View Full Version : Okinawans protest crimes related to U.S. troops on their island

03-23-08, 10:47 AM
Okinawans protest crimes related to U.S. troops on their island

AP - Monday, March 24
By ERIC TALMADGE,Associated Press Writer AP - Monday, March 24

CHATAN, Japan - Several thousand Okinawans angry over recent reports of crimes allegedly committed by U.S. troops held a loud but peaceful protest Sunday, with many demanding the troops be withdrawn from the island altogether.

The protest was followed by a march to the gate of a nearby U.S. Marine base. No incidents or arrests were reported.

The demonstration was sparked by recent reports of U.S. troop-related crime, including the arrest of a Marine for allegedly assaulting a 14-year-old Okinawan girl in February. The Marine was later released from Japanese custody and no charges were filed.

"The voice of Okinawa is angry," said protest organizer Tetsuei Tamayose. "We need a fundamental change."

Banners demanding the complete withdrawal of U.S. troops from Okinawa ringed the makeshift stage of the protest, held outside a baseball stadium.

Okinawa, a major outpost for the United States in the Pacific, is home to roughly half of the 50,000 U.S. troops stationed throughout Japan.

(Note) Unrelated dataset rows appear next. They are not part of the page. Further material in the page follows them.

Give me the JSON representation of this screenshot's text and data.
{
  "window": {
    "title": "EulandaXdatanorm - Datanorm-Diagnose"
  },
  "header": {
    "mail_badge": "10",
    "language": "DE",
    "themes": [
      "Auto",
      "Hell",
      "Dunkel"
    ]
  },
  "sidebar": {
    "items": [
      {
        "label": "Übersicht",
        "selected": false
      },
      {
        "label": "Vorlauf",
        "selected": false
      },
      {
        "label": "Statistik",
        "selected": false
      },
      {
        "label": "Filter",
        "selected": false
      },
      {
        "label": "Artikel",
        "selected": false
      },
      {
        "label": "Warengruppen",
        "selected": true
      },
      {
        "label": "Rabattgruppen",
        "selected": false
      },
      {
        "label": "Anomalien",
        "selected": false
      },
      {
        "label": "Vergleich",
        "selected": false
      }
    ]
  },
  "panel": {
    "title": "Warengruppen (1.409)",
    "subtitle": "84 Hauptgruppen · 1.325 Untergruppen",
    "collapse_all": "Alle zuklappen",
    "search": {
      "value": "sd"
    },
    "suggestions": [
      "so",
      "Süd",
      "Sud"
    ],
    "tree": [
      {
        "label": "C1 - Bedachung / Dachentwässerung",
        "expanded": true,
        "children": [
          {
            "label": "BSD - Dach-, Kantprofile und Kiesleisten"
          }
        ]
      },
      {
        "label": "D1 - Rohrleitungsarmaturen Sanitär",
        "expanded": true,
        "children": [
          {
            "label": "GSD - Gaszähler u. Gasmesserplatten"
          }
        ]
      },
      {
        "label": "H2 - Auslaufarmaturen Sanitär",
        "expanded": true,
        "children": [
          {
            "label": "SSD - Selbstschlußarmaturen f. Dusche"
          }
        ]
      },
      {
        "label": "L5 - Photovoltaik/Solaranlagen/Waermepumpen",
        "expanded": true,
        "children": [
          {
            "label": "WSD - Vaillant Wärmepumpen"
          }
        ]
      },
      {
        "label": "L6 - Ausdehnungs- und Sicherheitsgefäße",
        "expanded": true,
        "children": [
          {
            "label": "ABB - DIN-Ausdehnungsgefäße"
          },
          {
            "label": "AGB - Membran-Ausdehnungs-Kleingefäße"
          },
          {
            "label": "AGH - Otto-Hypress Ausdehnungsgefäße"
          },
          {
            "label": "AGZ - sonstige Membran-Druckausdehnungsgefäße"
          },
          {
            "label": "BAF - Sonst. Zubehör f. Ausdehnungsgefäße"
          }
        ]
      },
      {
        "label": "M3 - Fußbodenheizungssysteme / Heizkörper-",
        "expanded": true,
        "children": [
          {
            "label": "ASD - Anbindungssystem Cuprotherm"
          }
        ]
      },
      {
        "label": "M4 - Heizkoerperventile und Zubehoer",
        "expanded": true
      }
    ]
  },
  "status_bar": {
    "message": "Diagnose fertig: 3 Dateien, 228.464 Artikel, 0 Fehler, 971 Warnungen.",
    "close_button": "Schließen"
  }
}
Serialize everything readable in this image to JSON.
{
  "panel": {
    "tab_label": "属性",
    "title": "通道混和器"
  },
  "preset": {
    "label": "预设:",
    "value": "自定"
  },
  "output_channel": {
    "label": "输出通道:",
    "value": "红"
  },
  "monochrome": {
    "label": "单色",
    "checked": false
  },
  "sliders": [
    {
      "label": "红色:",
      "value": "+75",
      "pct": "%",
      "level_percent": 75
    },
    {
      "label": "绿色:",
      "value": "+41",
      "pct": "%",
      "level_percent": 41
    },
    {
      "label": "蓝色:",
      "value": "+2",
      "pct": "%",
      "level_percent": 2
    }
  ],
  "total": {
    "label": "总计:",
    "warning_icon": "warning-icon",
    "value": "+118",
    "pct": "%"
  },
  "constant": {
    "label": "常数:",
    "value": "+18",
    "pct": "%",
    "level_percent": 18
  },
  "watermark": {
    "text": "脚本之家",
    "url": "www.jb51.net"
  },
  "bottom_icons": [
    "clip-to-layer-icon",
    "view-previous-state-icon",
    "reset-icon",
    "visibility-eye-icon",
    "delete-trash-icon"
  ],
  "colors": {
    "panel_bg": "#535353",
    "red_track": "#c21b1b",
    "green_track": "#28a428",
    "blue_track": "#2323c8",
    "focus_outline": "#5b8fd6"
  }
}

The troops provide a major economic boost to the island, which is one of Japan's poorest regions, but problems with base-related accidents, crowding and crime are endemic.

The rape of a 12-year-old girl by three U.S. servicemen in 1995 created a huge outcry and led to plans for the redeployment of 8,000 Marines from Okinawa to the U.S. territory of Guam.

The latest allegations have not sparked as much outrage, and organizers of Sunday's rally said a strong rain contributed to a relatively limited turnout, which fell short of the 10,000 people they had hoped for.

The U.S. military here, meanwhile, has reacted strongly to enforce discipline by restricting troops to bases, work sites or off-base housing and ordering a review of education guidelines to prevent sexual assault.

U.S. military authorities are still investigating February's alleged attack.

Several other incidents _ including a robbery _ were reported soon after that attack, however, and were linked to military personnel.

Other high-profile crimes have also heightened emotions.

The U.S. military has announced it will soon court martial four Marines accused of raping a 19-year-old woman in October. That case was also investigated by Japanese police, but dropped in November.

In the most recent case, a U.S. sailor sought for questioning in the killing of a Japanese taxi driver near an American navy base outside of Tokyo was taken into U.S. custody early Saturday.

The 61-year-old victim, Masaaki Takahashi, was found fatally stabbed in his cab Wednesday night in Yokosuka, south of Tokyo, about a kilometer (half-mile) from the U.S. naval base.

Reports have said credit cards belonging to the detained sailor were found in the taxi.


Zulu 36
03-23-08, 03:08 PM
Protesting is the national sport of Okinawa.